Using AI and Brain-Machine Interfacing to Understand Phantom Limb Pain


CiNet Researchers have used AI methods to identify the cause of chronic untreatable pain in patients with amputations and severe nerve damage, as well as a potential treatment which relies on engineering instead of drugs.

Watch a video about the article on NHK (in Japanese)

They have discovered that a ‘reorganisation’ of the wiring of the brain is the underlying cause of phantom limb pain, which occurs in the vast majority of individuals who have had limbs amputated, and a potential method of treating it which uses artificial intelligence techniques.

The researchers, led by a group from Osaka University in Japan in collaboration with the University of Cambridge, used a brain-machine interface to train a group of ten individuals to control a robotic arm with their brains.
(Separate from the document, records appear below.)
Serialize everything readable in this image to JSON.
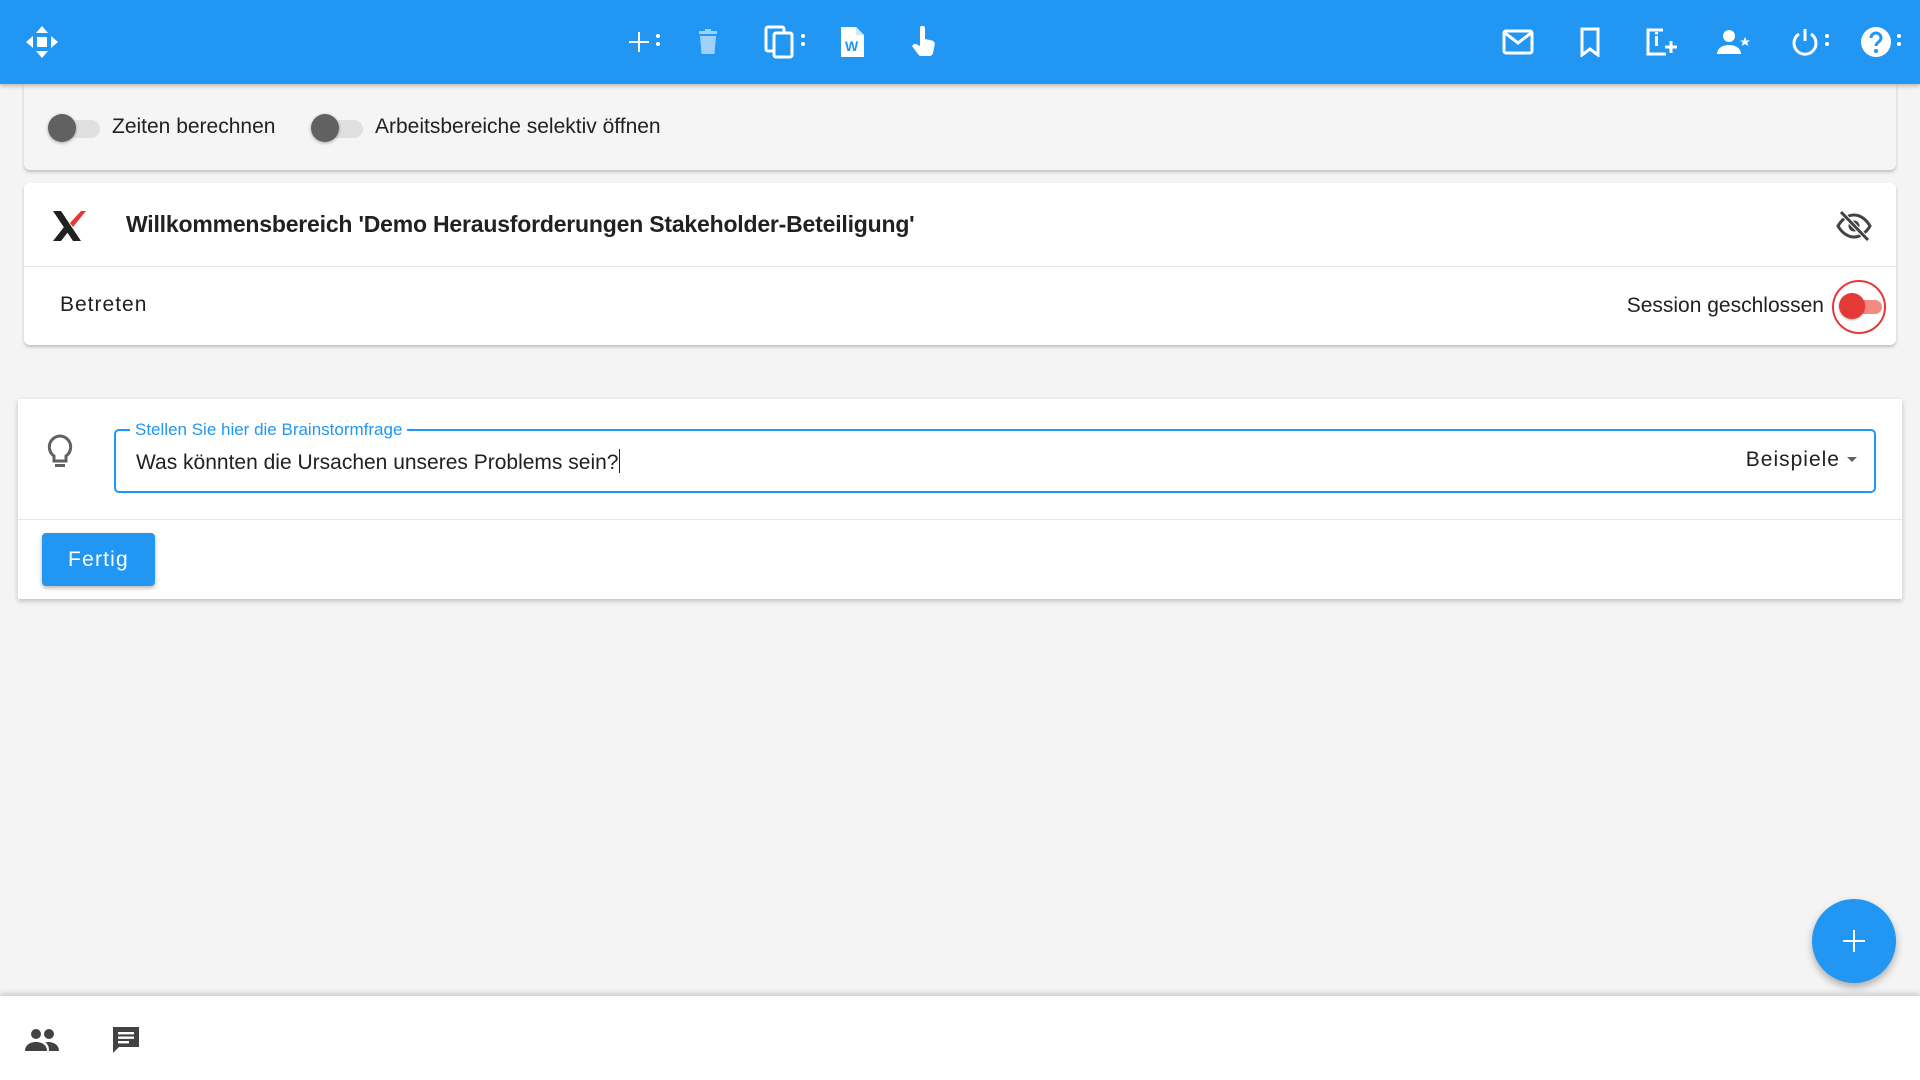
{
  "toolbar": {
    "left_icon": "move-arrows-icon",
    "center_icons": [
      "add-icon",
      "delete-icon",
      "copy-icon",
      "word-document-icon",
      "pointer-hand-icon"
    ],
    "right_icons": [
      "mail-icon",
      "bookmark-icon",
      "add-page-icon",
      "person-star-icon",
      "power-icon",
      "help-icon"
    ]
  },
  "options": {
    "calc_times_label": "Zeiten berechnen",
    "calc_times_on": false,
    "open_selective_label": "Arbeitsbereiche selektiv öffnen",
    "open_selective_on": false
  },
  "welcome": {
    "title": "Willkommensbereich 'Demo Herausforderungen Stakeholder-Beteiligung'",
    "enter_label": "Betreten",
    "session_label": "Session geschlossen",
    "session_on": false
  },
  "brainstorm": {
    "legend": "Stellen Sie hier die Brainstormfrage",
    "question": "Was könnten die Ursachen unseres Problems sein?",
    "examples_label": "Beispiele",
    "done_label": "Fertig"
  },
  "colors": {
    "primary": "#2196f3",
    "danger": "#e53935",
    "background": "#f4f4f4"
  },
  "bottom_bar": {
    "icons": [
      "people-icon",
      "chat-icon"
    ]
  }
}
They found that if a patient tried to control the prosthetic by associating the movement with their missing arm, it increased their pain, but training them to associate the movement of the prosthetic with the unaffected hand decreased their pain.

Their results, reported in the journal Nature Communications,

demonstrate that in patients with chronic pain associated with amputation or nerve injury, there are ‘crossed wires’ in the part of the brain associated with sensation and movement, and that by mending that disruption, the pain can be treated. The findings could also be applied to those with other forms of chronic pain, including pain due to arthritis.

Read more on Livescience

Citation: Induced sensorimotor brain plasticity controls pain in phantom limb patients.
Takufumi Yanagisawa, Ryohei Fukuma, Ben Seymour, Koichi Hosomi, Haruhiko Kishima, Takeshi Shimizu, Hiroshi Yokoi, Masayuki Hirata, Toshiki Yoshimine, Yukiyasu Kamitani, Youichi Saitoh Nature Communications 7, Article number: 13209 (2016)